:: WHAT IS BEING ASKED ::
Your answer should be a single number: how many lines in the data below hold the string "image".

:: Records contained in a dataset ::
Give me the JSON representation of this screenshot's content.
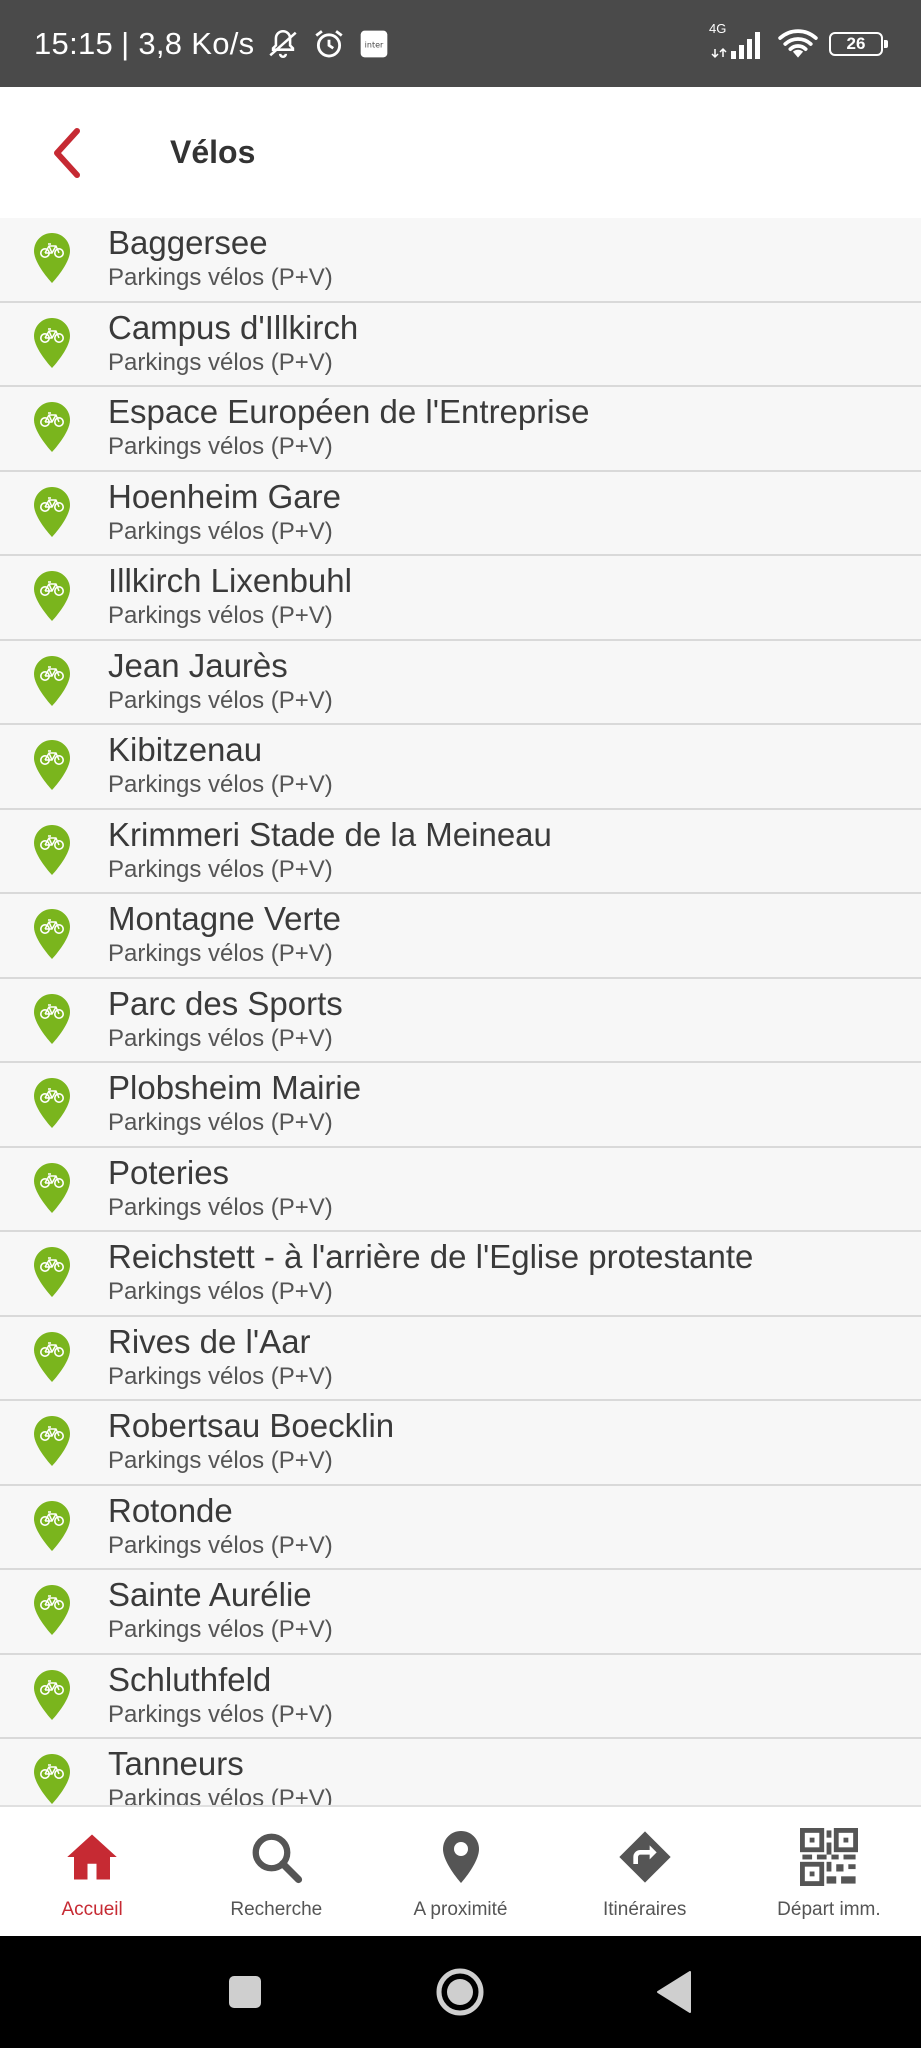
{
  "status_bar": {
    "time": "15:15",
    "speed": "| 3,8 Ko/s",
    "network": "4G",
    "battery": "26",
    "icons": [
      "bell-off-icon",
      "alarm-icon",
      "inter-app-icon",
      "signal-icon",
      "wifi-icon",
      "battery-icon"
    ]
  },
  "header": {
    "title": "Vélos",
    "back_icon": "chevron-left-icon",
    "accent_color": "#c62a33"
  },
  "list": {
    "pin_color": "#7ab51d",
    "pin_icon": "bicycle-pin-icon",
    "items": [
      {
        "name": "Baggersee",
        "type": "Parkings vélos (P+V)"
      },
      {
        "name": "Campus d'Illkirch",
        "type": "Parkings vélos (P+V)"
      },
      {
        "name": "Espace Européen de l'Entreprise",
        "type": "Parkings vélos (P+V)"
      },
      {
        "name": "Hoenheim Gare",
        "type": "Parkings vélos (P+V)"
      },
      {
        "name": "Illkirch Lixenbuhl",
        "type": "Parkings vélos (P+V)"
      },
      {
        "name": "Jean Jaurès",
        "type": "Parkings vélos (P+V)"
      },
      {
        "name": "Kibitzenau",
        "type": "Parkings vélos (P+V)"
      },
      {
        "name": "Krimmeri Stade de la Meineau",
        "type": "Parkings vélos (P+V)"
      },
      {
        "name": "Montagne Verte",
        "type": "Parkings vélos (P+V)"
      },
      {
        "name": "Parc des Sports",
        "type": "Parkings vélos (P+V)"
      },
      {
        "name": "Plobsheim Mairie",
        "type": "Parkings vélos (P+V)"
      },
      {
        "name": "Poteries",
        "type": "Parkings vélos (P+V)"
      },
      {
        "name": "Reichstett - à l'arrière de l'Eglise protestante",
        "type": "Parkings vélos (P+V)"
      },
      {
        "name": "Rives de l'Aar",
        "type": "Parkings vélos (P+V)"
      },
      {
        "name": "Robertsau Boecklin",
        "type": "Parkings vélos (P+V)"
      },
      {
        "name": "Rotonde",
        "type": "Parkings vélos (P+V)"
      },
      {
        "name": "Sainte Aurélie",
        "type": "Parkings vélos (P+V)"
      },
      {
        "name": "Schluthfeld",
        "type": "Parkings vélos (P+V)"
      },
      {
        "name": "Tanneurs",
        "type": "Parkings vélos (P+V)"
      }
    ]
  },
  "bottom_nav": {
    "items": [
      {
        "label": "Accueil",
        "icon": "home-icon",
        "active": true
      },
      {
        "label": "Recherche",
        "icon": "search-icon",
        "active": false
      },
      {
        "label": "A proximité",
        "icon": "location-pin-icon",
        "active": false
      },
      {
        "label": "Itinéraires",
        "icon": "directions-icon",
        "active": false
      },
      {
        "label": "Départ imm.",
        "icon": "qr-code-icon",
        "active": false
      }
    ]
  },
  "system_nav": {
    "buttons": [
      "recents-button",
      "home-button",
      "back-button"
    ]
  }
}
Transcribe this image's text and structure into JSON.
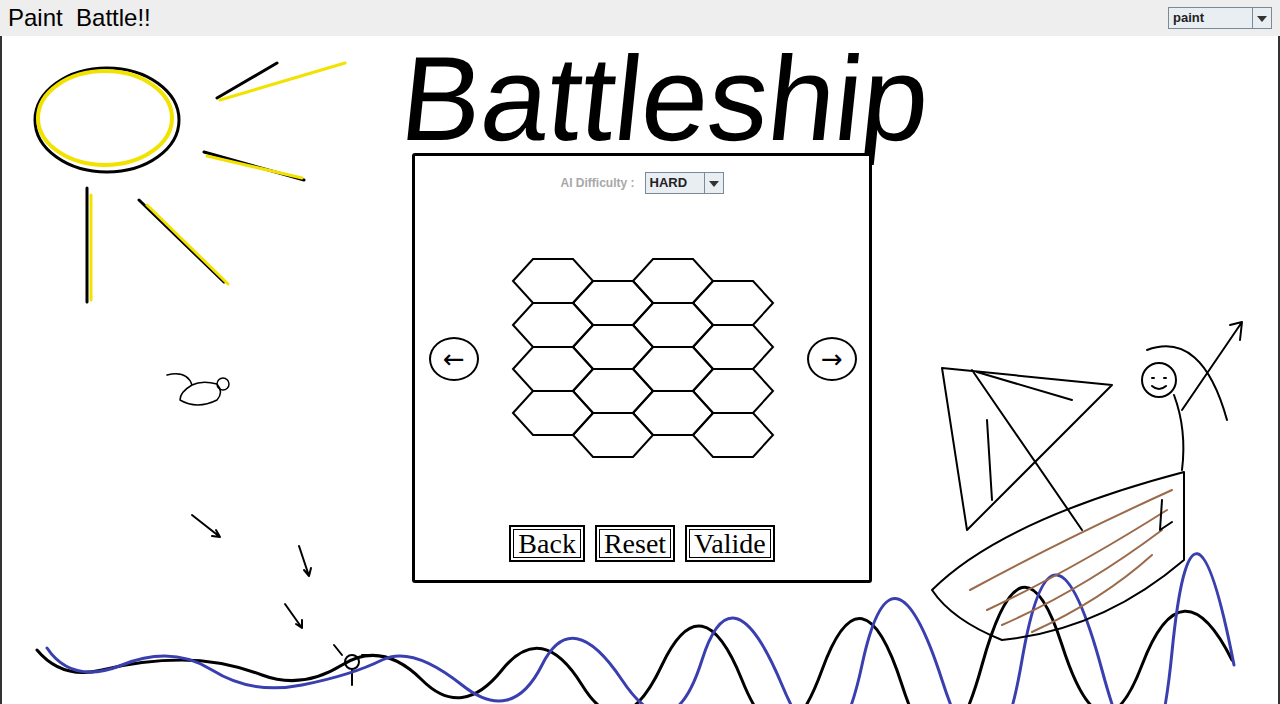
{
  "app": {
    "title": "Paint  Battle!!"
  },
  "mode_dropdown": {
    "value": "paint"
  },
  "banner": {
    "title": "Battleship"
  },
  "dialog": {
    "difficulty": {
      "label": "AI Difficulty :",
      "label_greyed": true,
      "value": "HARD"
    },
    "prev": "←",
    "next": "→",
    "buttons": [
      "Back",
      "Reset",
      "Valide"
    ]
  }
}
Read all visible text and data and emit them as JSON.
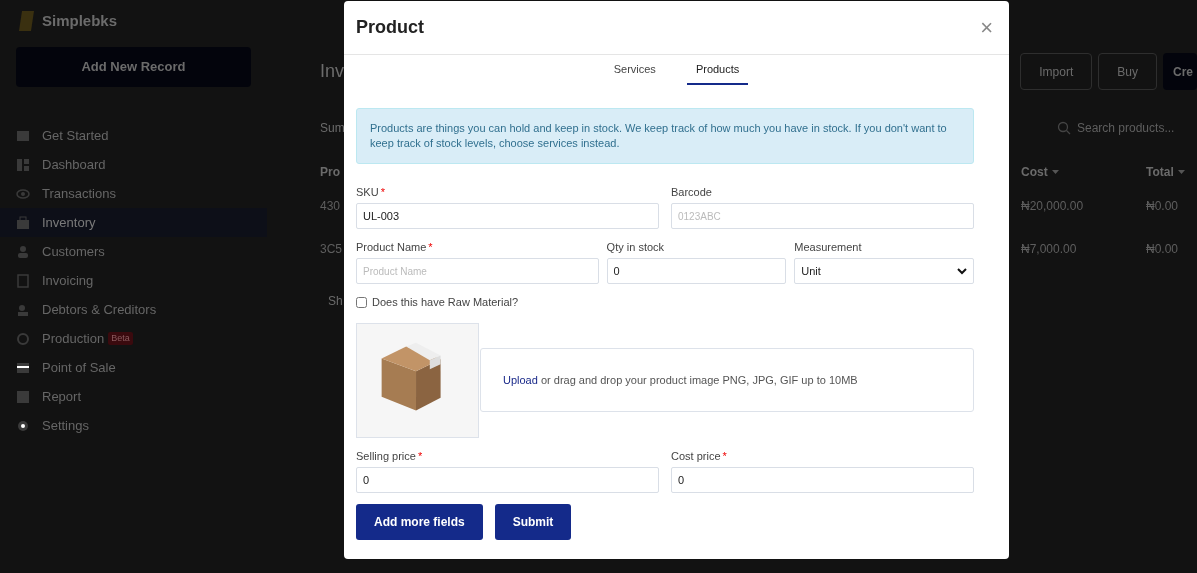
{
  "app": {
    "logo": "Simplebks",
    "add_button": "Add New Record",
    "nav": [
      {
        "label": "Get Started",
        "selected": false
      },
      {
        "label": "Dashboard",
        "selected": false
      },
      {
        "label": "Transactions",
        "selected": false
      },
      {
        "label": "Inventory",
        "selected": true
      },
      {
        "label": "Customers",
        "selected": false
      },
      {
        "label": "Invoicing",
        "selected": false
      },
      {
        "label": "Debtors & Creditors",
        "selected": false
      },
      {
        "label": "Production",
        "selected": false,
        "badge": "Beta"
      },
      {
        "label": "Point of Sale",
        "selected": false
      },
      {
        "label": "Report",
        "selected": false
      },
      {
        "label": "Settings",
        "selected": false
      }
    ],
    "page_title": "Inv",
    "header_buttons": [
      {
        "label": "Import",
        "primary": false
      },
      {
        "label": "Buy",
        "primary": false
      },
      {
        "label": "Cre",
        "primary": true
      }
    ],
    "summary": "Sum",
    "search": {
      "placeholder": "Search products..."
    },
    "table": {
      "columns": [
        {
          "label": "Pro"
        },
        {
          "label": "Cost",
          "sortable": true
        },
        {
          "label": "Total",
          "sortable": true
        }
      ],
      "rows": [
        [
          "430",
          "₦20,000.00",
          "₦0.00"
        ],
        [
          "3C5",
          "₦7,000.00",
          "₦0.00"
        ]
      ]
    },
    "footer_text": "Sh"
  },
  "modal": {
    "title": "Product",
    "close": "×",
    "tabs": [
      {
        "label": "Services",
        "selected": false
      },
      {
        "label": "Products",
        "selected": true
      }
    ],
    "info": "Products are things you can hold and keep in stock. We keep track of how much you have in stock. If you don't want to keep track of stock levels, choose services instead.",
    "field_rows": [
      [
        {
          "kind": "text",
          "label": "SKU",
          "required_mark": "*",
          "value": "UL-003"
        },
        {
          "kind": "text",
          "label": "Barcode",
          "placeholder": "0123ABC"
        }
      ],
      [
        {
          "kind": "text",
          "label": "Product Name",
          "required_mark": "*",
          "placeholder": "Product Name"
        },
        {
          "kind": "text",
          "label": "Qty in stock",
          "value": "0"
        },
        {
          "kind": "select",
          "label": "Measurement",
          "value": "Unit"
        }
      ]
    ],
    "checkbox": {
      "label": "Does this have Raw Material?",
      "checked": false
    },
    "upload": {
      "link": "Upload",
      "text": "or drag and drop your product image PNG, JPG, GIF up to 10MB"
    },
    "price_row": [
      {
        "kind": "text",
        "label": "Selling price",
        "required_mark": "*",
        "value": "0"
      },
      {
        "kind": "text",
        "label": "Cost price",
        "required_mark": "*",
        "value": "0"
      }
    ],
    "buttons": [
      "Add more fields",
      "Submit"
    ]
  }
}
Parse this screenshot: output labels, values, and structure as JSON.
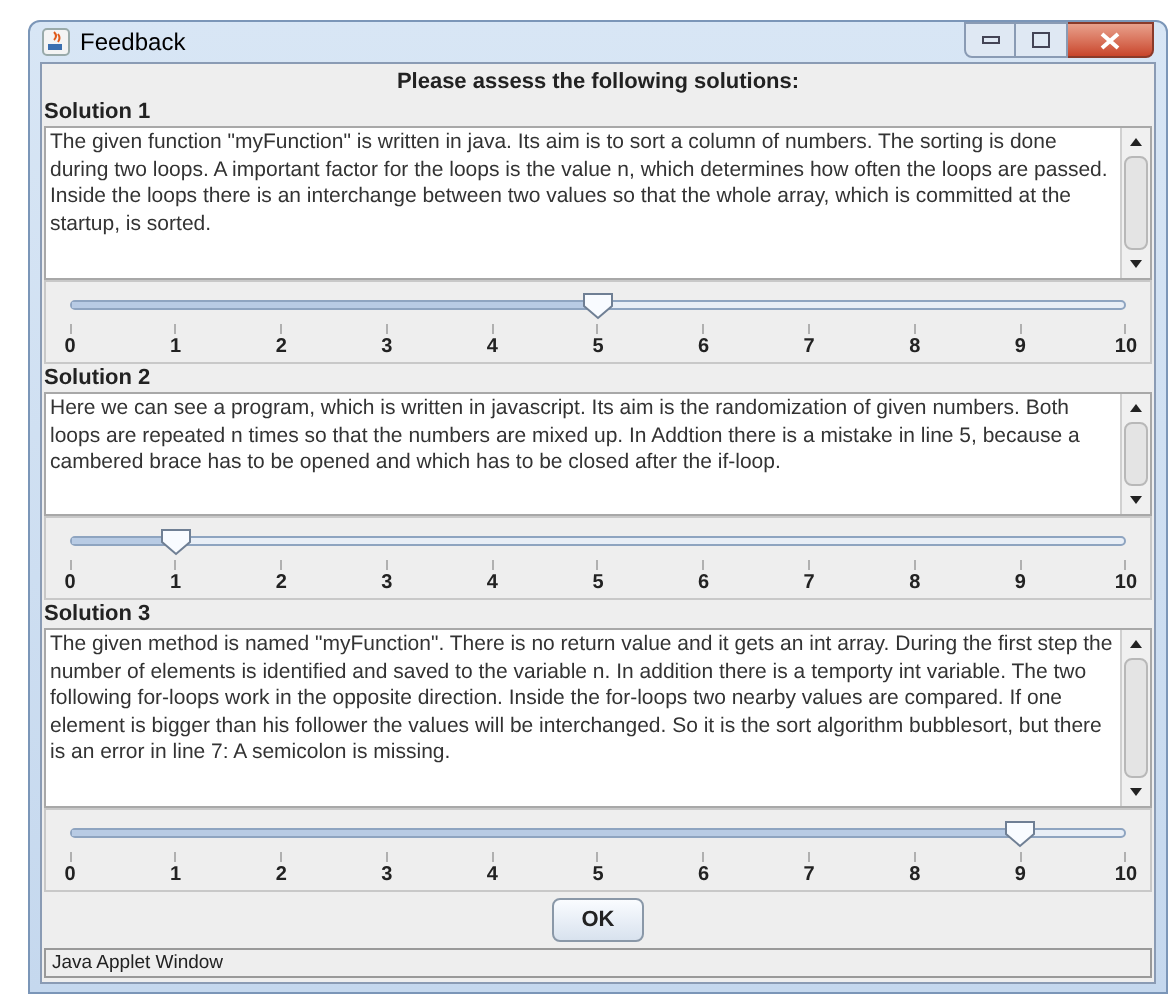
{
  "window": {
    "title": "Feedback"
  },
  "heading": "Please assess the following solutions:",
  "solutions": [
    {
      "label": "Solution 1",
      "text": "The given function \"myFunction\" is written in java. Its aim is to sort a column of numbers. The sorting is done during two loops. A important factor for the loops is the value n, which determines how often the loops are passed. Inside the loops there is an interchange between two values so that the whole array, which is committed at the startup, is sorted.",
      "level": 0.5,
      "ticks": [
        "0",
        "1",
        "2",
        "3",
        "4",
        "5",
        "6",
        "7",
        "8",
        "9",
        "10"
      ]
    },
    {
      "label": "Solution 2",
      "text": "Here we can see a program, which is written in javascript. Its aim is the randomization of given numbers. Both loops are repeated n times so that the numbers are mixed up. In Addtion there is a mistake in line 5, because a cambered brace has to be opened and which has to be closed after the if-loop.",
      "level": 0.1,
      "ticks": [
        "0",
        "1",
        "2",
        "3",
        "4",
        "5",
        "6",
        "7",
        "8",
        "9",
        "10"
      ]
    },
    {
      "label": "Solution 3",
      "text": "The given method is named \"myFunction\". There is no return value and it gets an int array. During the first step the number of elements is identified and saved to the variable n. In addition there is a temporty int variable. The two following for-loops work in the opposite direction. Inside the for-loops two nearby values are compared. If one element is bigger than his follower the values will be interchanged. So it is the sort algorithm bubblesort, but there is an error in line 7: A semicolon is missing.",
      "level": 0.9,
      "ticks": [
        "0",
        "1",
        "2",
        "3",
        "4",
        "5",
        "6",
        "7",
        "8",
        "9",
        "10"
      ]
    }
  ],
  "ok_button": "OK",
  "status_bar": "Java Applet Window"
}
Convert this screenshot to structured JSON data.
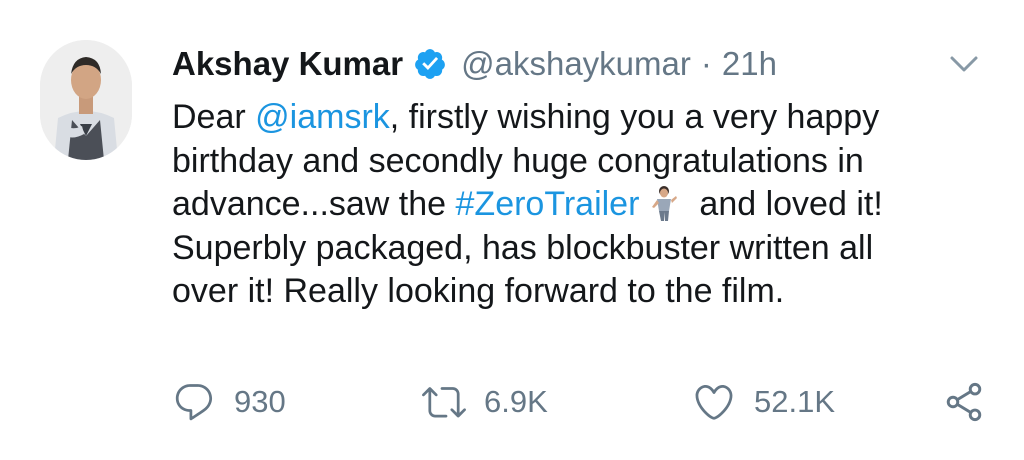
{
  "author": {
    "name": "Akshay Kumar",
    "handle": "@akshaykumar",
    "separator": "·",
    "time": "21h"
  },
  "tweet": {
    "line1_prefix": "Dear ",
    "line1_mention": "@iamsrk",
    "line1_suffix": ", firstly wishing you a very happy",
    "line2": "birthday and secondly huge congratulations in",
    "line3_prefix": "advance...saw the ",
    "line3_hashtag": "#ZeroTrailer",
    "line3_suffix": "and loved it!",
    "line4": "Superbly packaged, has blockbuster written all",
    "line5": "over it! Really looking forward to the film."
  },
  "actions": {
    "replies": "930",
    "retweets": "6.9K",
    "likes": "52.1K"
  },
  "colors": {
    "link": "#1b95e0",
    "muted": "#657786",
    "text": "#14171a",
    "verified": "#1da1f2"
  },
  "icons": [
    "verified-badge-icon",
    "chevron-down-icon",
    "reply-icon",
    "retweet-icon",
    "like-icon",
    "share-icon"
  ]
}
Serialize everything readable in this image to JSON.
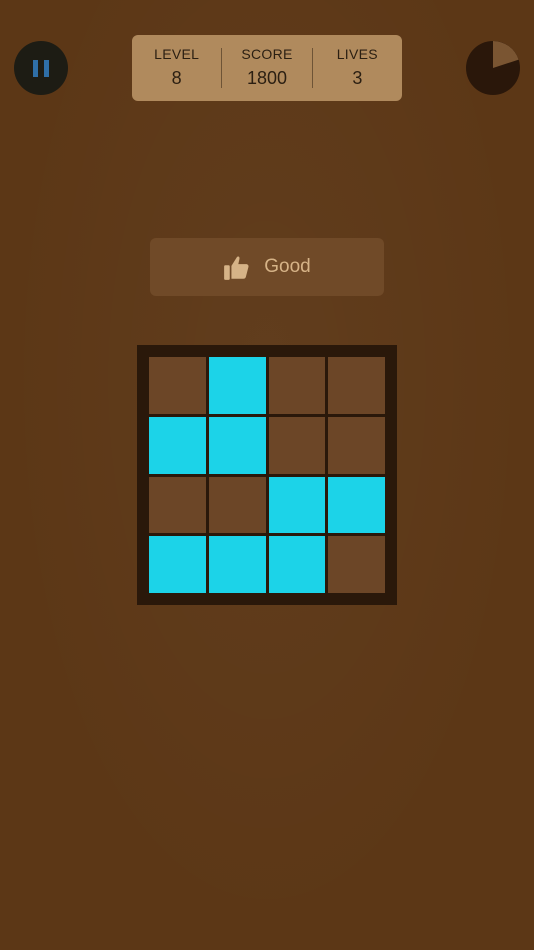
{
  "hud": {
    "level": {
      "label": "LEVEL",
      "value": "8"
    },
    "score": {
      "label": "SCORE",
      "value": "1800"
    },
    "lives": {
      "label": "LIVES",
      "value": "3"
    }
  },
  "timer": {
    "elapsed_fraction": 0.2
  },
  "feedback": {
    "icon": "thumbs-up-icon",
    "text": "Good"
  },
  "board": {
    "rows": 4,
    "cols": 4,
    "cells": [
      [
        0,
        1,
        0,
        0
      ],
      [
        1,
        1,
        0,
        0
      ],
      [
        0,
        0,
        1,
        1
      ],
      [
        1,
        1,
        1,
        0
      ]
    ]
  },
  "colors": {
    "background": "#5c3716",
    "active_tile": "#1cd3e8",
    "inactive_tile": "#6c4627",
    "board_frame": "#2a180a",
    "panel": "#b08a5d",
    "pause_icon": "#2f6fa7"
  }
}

:: REPLY ::
3